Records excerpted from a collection
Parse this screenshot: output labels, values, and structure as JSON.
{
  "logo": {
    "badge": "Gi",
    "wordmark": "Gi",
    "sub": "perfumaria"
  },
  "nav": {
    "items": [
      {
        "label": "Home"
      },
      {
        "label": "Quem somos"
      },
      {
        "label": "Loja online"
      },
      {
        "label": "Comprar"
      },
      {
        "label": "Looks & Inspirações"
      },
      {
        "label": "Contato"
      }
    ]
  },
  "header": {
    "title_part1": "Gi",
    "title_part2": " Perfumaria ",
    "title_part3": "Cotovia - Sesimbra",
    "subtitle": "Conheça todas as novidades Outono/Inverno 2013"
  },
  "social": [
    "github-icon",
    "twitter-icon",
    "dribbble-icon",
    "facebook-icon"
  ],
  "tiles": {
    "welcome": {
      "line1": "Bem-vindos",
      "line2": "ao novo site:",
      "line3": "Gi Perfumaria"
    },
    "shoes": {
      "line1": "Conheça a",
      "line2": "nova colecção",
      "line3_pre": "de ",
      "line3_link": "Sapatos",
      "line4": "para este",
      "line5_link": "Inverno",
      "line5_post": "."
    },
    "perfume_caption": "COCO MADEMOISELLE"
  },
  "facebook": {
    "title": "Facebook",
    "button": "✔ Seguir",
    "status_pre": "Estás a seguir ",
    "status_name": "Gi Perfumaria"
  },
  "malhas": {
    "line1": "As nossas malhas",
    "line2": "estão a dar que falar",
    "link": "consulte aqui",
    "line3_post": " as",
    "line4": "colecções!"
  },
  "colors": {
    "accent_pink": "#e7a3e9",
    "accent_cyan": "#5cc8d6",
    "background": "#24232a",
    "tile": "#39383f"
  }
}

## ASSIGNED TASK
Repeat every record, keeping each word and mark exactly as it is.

## FINAL ANSWER
Parse this screenshot: output labels, values, and structure as JSON.
{
  "logo": {
    "badge": "Gi",
    "wordmark": "Gi",
    "sub": "perfumaria"
  },
  "nav": {
    "items": [
      {
        "label": "Home"
      },
      {
        "label": "Quem somos"
      },
      {
        "label": "Loja online"
      },
      {
        "label": "Comprar"
      },
      {
        "label": "Looks & Inspirações"
      },
      {
        "label": "Contato"
      }
    ]
  },
  "header": {
    "title_part1": "Gi",
    "title_part2": " Perfumaria ",
    "title_part3": "Cotovia - Sesimbra",
    "subtitle": "Conheça todas as novidades Outono/Inverno 2013"
  },
  "social": [
    "github-icon",
    "twitter-icon",
    "dribbble-icon",
    "facebook-icon"
  ],
  "tiles": {
    "welcome": {
      "line1": "Bem-vindos",
      "line2": "ao novo site:",
      "line3": "Gi Perfumaria"
    },
    "shoes": {
      "line1": "Conheça a",
      "line2": "nova colecção",
      "line3_pre": "de ",
      "line3_link": "Sapatos",
      "line4": "para este",
      "line5_link": "Inverno",
      "line5_post": "."
    },
    "perfume_caption": "COCO MADEMOISELLE"
  },
  "facebook": {
    "title": "Facebook",
    "button": "✔ Seguir",
    "status_pre": "Estás a seguir ",
    "status_name": "Gi Perfumaria"
  },
  "malhas": {
    "line1": "As nossas malhas",
    "line2": "estão a dar que falar",
    "link": "consulte aqui",
    "line3_post": " as",
    "line4": "colecções!"
  },
  "colors": {
    "accent_pink": "#e7a3e9",
    "accent_cyan": "#5cc8d6",
    "background": "#24232a",
    "tile": "#39383f"
  }
}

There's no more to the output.